Shingles, Back Pain & Surgery
Category: Back Pain, Minimally Invasive Surgery | Author: Stefano Sinicropi | Date: February 12, 2015
Shingles is a painful condition that stems from the same virus that causes the chicken pox. It can cause extreme pain and is most common in older adults. This article will focus on shingles – its causes and symptoms, and the numerous treatment options. Specifically, we will answer the question: is spine surgery ever a good treatment option for shingles pain?
Causes & Symptoms of Shingles
Shingles is caused by the varicella zoster virus (the same virus that causes chicken pox). The virus never goes away – if you’ve had chicken pox, you’re living with the virus right now. However, it lays dormant with no symptoms for most of a patient’s life.

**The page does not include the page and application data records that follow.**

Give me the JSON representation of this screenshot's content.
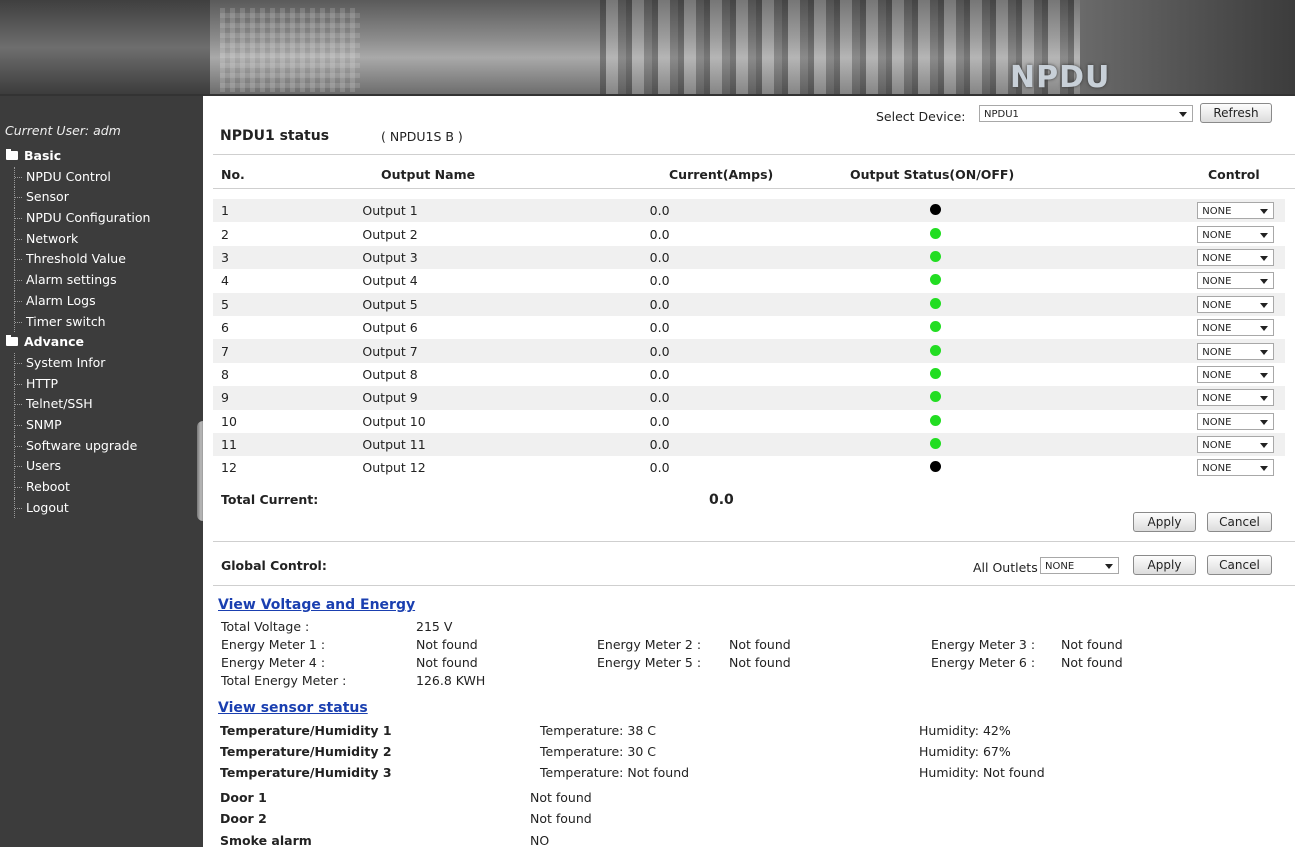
{
  "header": {
    "logo_text": "NPDU"
  },
  "sidebar": {
    "current_user": "Current User: adm",
    "items": [
      {
        "type": "group",
        "label": "Basic"
      },
      {
        "type": "item",
        "label": "NPDU Control"
      },
      {
        "type": "item",
        "label": "Sensor"
      },
      {
        "type": "item",
        "label": "NPDU Configuration"
      },
      {
        "type": "item",
        "label": "Network"
      },
      {
        "type": "item",
        "label": "Threshold Value"
      },
      {
        "type": "item",
        "label": "Alarm settings"
      },
      {
        "type": "item",
        "label": "Alarm Logs"
      },
      {
        "type": "item",
        "label": "Timer switch"
      },
      {
        "type": "group",
        "label": "Advance"
      },
      {
        "type": "item",
        "label": "System Infor"
      },
      {
        "type": "item",
        "label": "HTTP"
      },
      {
        "type": "item",
        "label": "Telnet/SSH"
      },
      {
        "type": "item",
        "label": "SNMP"
      },
      {
        "type": "item",
        "label": "Software upgrade"
      },
      {
        "type": "item",
        "label": "Users"
      },
      {
        "type": "item",
        "label": "Reboot"
      },
      {
        "type": "item",
        "label": "Logout"
      }
    ]
  },
  "toolbar": {
    "select_device_label": "Select Device:",
    "select_device_value": "NPDU1",
    "refresh_label": "Refresh"
  },
  "status": {
    "title": "NPDU1 status",
    "subtitle": "( NPDU1S B )"
  },
  "table": {
    "headers": {
      "no": "No.",
      "name": "Output Name",
      "current": "Current(Amps)",
      "status": "Output Status(ON/OFF)",
      "control": "Control"
    },
    "rows": [
      {
        "no": "1",
        "name": "Output 1",
        "current": "0.0",
        "state": "off",
        "control": "NONE"
      },
      {
        "no": "2",
        "name": "Output 2",
        "current": "0.0",
        "state": "on",
        "control": "NONE"
      },
      {
        "no": "3",
        "name": "Output 3",
        "current": "0.0",
        "state": "on",
        "control": "NONE"
      },
      {
        "no": "4",
        "name": "Output 4",
        "current": "0.0",
        "state": "on",
        "control": "NONE"
      },
      {
        "no": "5",
        "name": "Output 5",
        "current": "0.0",
        "state": "on",
        "control": "NONE"
      },
      {
        "no": "6",
        "name": "Output 6",
        "current": "0.0",
        "state": "on",
        "control": "NONE"
      },
      {
        "no": "7",
        "name": "Output 7",
        "current": "0.0",
        "state": "on",
        "control": "NONE"
      },
      {
        "no": "8",
        "name": "Output 8",
        "current": "0.0",
        "state": "on",
        "control": "NONE"
      },
      {
        "no": "9",
        "name": "Output 9",
        "current": "0.0",
        "state": "on",
        "control": "NONE"
      },
      {
        "no": "10",
        "name": "Output 10",
        "current": "0.0",
        "state": "on",
        "control": "NONE"
      },
      {
        "no": "11",
        "name": "Output 11",
        "current": "0.0",
        "state": "on",
        "control": "NONE"
      },
      {
        "no": "12",
        "name": "Output 12",
        "current": "0.0",
        "state": "off",
        "control": "NONE"
      }
    ],
    "total_label": "Total Current:",
    "total_value": "0.0",
    "apply_label": "Apply",
    "cancel_label": "Cancel"
  },
  "colors": {
    "on": "#22dd22",
    "off": "#000000",
    "sidebar_bg": "#3c3c3c",
    "link": "#1a3fb0"
  },
  "global_control": {
    "label": "Global Control:",
    "all_outlets_label": "All Outlets",
    "all_outlets_value": "NONE",
    "apply_label": "Apply",
    "cancel_label": "Cancel"
  },
  "voltage": {
    "link": "View Voltage and Energy",
    "total_voltage_label": "Total Voltage :",
    "total_voltage_value": "215 V",
    "meters": [
      {
        "label": "Energy Meter 1 :",
        "value": "Not found"
      },
      {
        "label": "Energy Meter 2 :",
        "value": "Not found"
      },
      {
        "label": "Energy Meter 3 :",
        "value": "Not found"
      },
      {
        "label": "Energy Meter 4 :",
        "value": "Not found"
      },
      {
        "label": "Energy Meter 5 :",
        "value": "Not found"
      },
      {
        "label": "Energy Meter 6 :",
        "value": "Not found"
      }
    ],
    "total_energy_label": "Total Energy Meter :",
    "total_energy_value": "126.8 KWH"
  },
  "sensors": {
    "link": "View sensor status",
    "th": [
      {
        "name": "Temperature/Humidity 1",
        "temp": "Temperature: 38 C",
        "hum": "Humidity: 42%"
      },
      {
        "name": "Temperature/Humidity 2",
        "temp": "Temperature: 30 C",
        "hum": "Humidity: 67%"
      },
      {
        "name": "Temperature/Humidity 3",
        "temp": "Temperature: Not found",
        "hum": "Humidity: Not found"
      }
    ],
    "others": [
      {
        "name": "Door 1",
        "value": "Not found"
      },
      {
        "name": "Door 2",
        "value": "Not found"
      },
      {
        "name": "Smoke alarm",
        "value": "NO"
      }
    ]
  }
}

Sometimes, typically in older patients, the virus can awaken and cause pain.
Symptoms of shingles can include all of the following:
- A red rash on the face, torso, or extremities.

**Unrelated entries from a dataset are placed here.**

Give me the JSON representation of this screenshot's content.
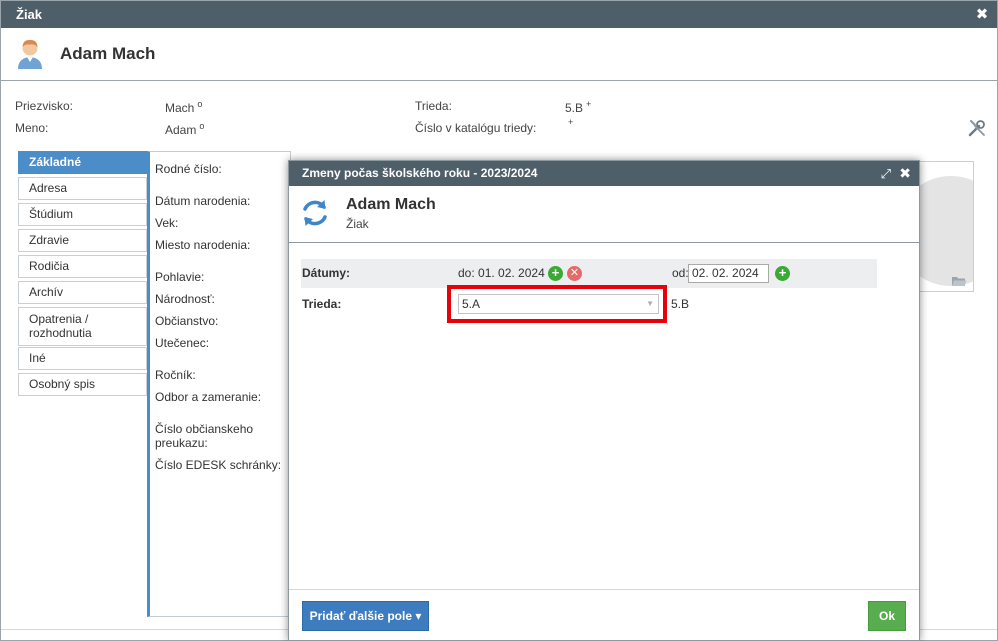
{
  "window": {
    "title": "Žiak",
    "close_glyph": "✖"
  },
  "student": {
    "name": "Adam Mach"
  },
  "info": {
    "surname_label": "Priezvisko:",
    "surname_value": "Mach",
    "surname_mark": "o",
    "firstname_label": "Meno:",
    "firstname_value": "Adam",
    "firstname_mark": "o",
    "class_label": "Trieda:",
    "class_value": "5.B",
    "class_mark": "+",
    "catalog_label": "Číslo v katalógu triedy:",
    "catalog_mark": "+"
  },
  "tabs": [
    {
      "label": "Základné"
    },
    {
      "label": "Adresa"
    },
    {
      "label": "Štúdium"
    },
    {
      "label": "Zdravie"
    },
    {
      "label": "Rodičia"
    },
    {
      "label": "Archív"
    },
    {
      "label": "Opatrenia / rozhodnutia"
    },
    {
      "label": "Iné"
    },
    {
      "label": "Osobný spis"
    }
  ],
  "fields": {
    "birth_number": "Rodné číslo:",
    "birth_date": "Dátum narodenia:",
    "age": "Vek:",
    "birth_place": "Miesto narodenia:",
    "gender": "Pohlavie:",
    "nationality": "Národnosť:",
    "citizenship": "Občianstvo:",
    "refugee": "Utečenec:",
    "year": "Ročník:",
    "field_of_study": "Odbor a zameranie:",
    "id_card": "Číslo občianskeho preukazu:",
    "edesk": "Číslo EDESK schránky:"
  },
  "modal": {
    "title": "Zmeny počas školského roku - 2023/2024",
    "expand_glyph": "⤢",
    "close_glyph": "✖",
    "name": "Adam Mach",
    "role": "Žiak",
    "dates_label": "Dátumy:",
    "from_text": "do: 01. 02. 2024",
    "od_label": "od:",
    "od_value": "02. 02. 2024",
    "class_label": "Trieda:",
    "class_selected": "5.A",
    "class_current": "5.B",
    "add_glyph": "+",
    "remove_glyph": "✕",
    "add_fields_label": "Pridať ďalšie pole ▾",
    "ok_label": "Ok"
  },
  "colors": {
    "titlebar": "#4e5f6a",
    "accent": "#4a8dc8",
    "highlight": "#e8000b",
    "ok": "#58ae4f"
  }
}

- Headaches or light sensitivity.
- Itching, numbness, or pain around the area of the rash.
- Flu-like symptoms such as dizziness, fatigue, and weakness.
The virus usually runs its course and returns to dormancy on its own. The time frame for this varies significantly. Some patients only experience symptoms for a few weeks, while others can continue dealing with the pain for years. Common treatment methods include: topical creams, prescription pain medications, antiviral meds, and more. These treatments will typically provide sufficient pain relief while the shingles virus runs its course. In very rare cases, more extreme measures are required.

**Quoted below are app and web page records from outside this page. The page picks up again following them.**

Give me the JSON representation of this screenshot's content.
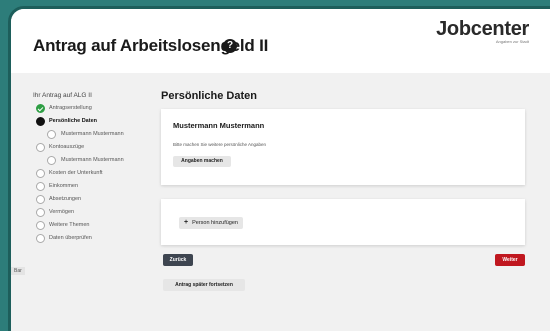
{
  "header": {
    "title": "Antrag auf Arbeitslosengeld II",
    "help_icon": "?",
    "logo_text": "Jobcenter",
    "logo_subtext": "Angaben zur Stadt"
  },
  "sidebar": {
    "heading": "Ihr Antrag auf ALG II",
    "steps": [
      {
        "label": "Antragserstellung",
        "state": "done"
      },
      {
        "label": "Persönliche Daten",
        "state": "active"
      },
      {
        "label": "Mustermann Mustermann",
        "state": "sub"
      },
      {
        "label": "Kontoauszüge",
        "state": "pending"
      },
      {
        "label": "Mustermann Mustermann",
        "state": "sub"
      },
      {
        "label": "Kosten der Unterkunft",
        "state": "pending"
      },
      {
        "label": "Einkommen",
        "state": "pending"
      },
      {
        "label": "Absetzungen",
        "state": "pending"
      },
      {
        "label": "Vermögen",
        "state": "pending"
      },
      {
        "label": "Weitere Themen",
        "state": "pending"
      },
      {
        "label": "Daten überprüfen",
        "state": "pending"
      }
    ],
    "side_tab": "Bar"
  },
  "main": {
    "title": "Persönliche Daten",
    "person_card": {
      "name": "Mustermann Mustermann",
      "instruction": "Bitte machen Sie weitere persönliche Angaben",
      "button": "Angaben machen"
    },
    "add_person": {
      "plus": "+",
      "label": "Person hinzufügen"
    },
    "back_button": "Zurück",
    "next_button": "Weiter",
    "later_button": "Antrag später fortsetzen"
  },
  "colors": {
    "frame": "#2d7d7a",
    "done": "#2e9e44",
    "next": "#c0171f",
    "back": "#3e4550"
  }
}
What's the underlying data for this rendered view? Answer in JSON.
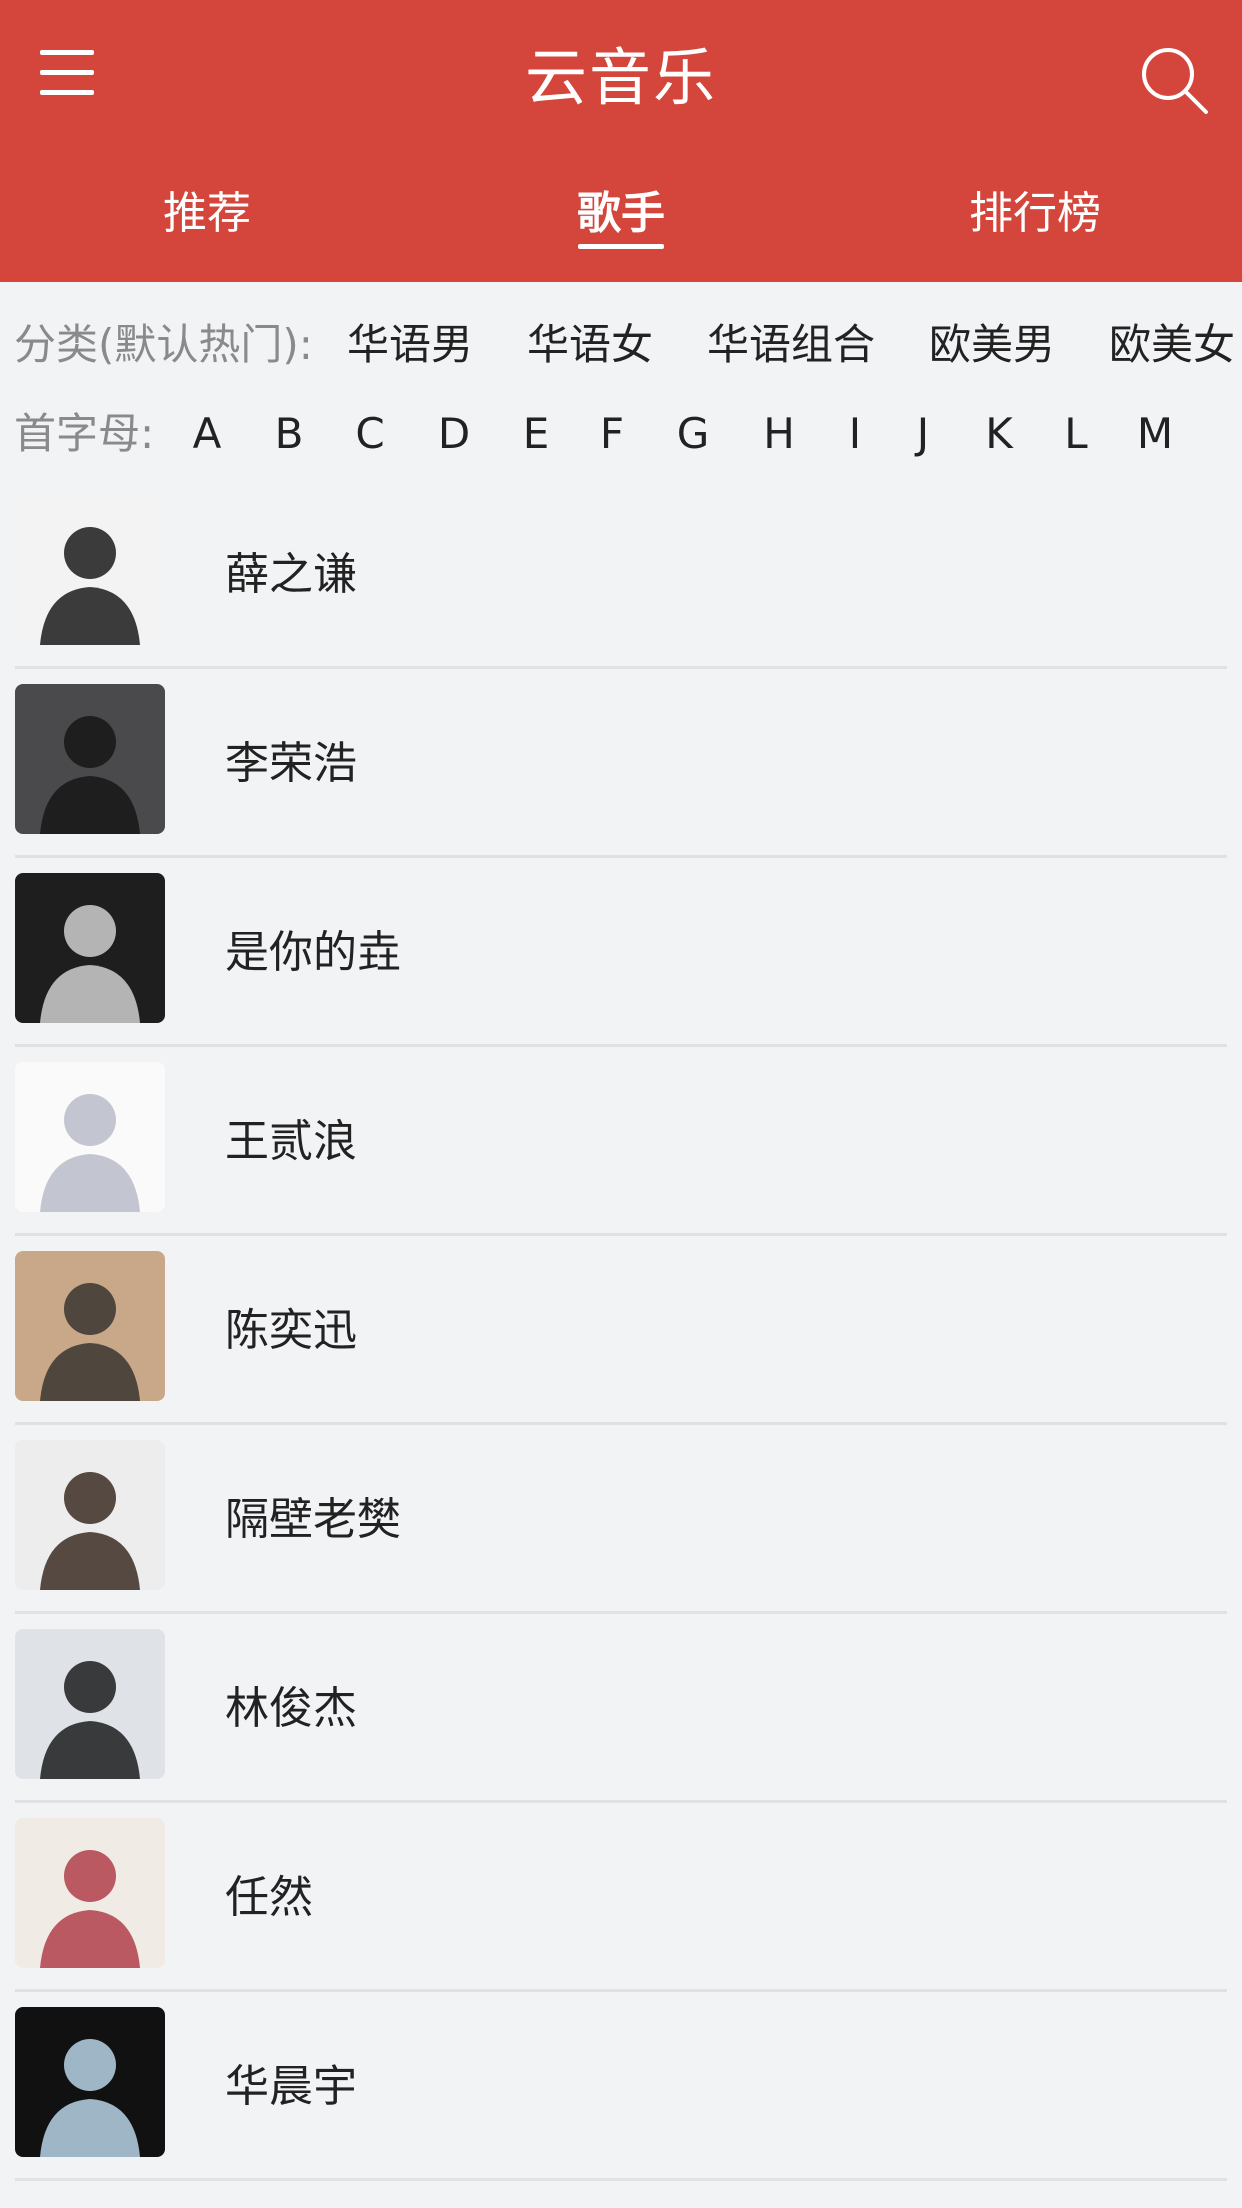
{
  "header": {
    "title": "云音乐",
    "background_color": "#d4453b",
    "menu_icon": "hamburger-menu-icon",
    "search_icon": "search-icon"
  },
  "tabs": [
    {
      "label": "推荐",
      "active": false
    },
    {
      "label": "歌手",
      "active": true
    },
    {
      "label": "排行榜",
      "active": false
    }
  ],
  "category_filter": {
    "label": "分类(默认热门):",
    "options": [
      "华语男",
      "华语女",
      "华语组合",
      "欧美男",
      "欧美女"
    ]
  },
  "initial_filter": {
    "label": "首字母:",
    "letters": [
      "A",
      "B",
      "C",
      "D",
      "E",
      "F",
      "G",
      "H",
      "I",
      "J",
      "K",
      "L",
      "M"
    ]
  },
  "artists": [
    {
      "name": "薛之谦",
      "avatar_bg": "#f3f3f3",
      "avatar_fg": "#1a1a1a"
    },
    {
      "name": "李荣浩",
      "avatar_bg": "#4a4a4c",
      "avatar_fg": "#161616"
    },
    {
      "name": "是你的垚",
      "avatar_bg": "#1e1e1e",
      "avatar_fg": "#cfcfcf"
    },
    {
      "name": "王贰浪",
      "avatar_bg": "#fafafa",
      "avatar_fg": "#b9bcc8"
    },
    {
      "name": "陈奕迅",
      "avatar_bg": "#c9a88a",
      "avatar_fg": "#3a3530"
    },
    {
      "name": "隔壁老樊",
      "avatar_bg": "#ededed",
      "avatar_fg": "#3b2b22"
    },
    {
      "name": "林俊杰",
      "avatar_bg": "#dfe2e7",
      "avatar_fg": "#1c1c1c"
    },
    {
      "name": "任然",
      "avatar_bg": "#f1ebe6",
      "avatar_fg": "#b0404a"
    },
    {
      "name": "华晨宇",
      "avatar_bg": "#111111",
      "avatar_fg": "#b9d3e6"
    }
  ]
}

Is Surgery ever a Good Option?
Typically, shingles is much better treated with conservative, non-surgical options. There are many treatments that do not involve surgery that a patient should attempt prior to surgery. However, in extreme cases involving postherpetic neuralgia, surgery may indeed be the best option for relieving pain in the long term. Talk with your doctor about your options for treatment if you are suffering from shingles.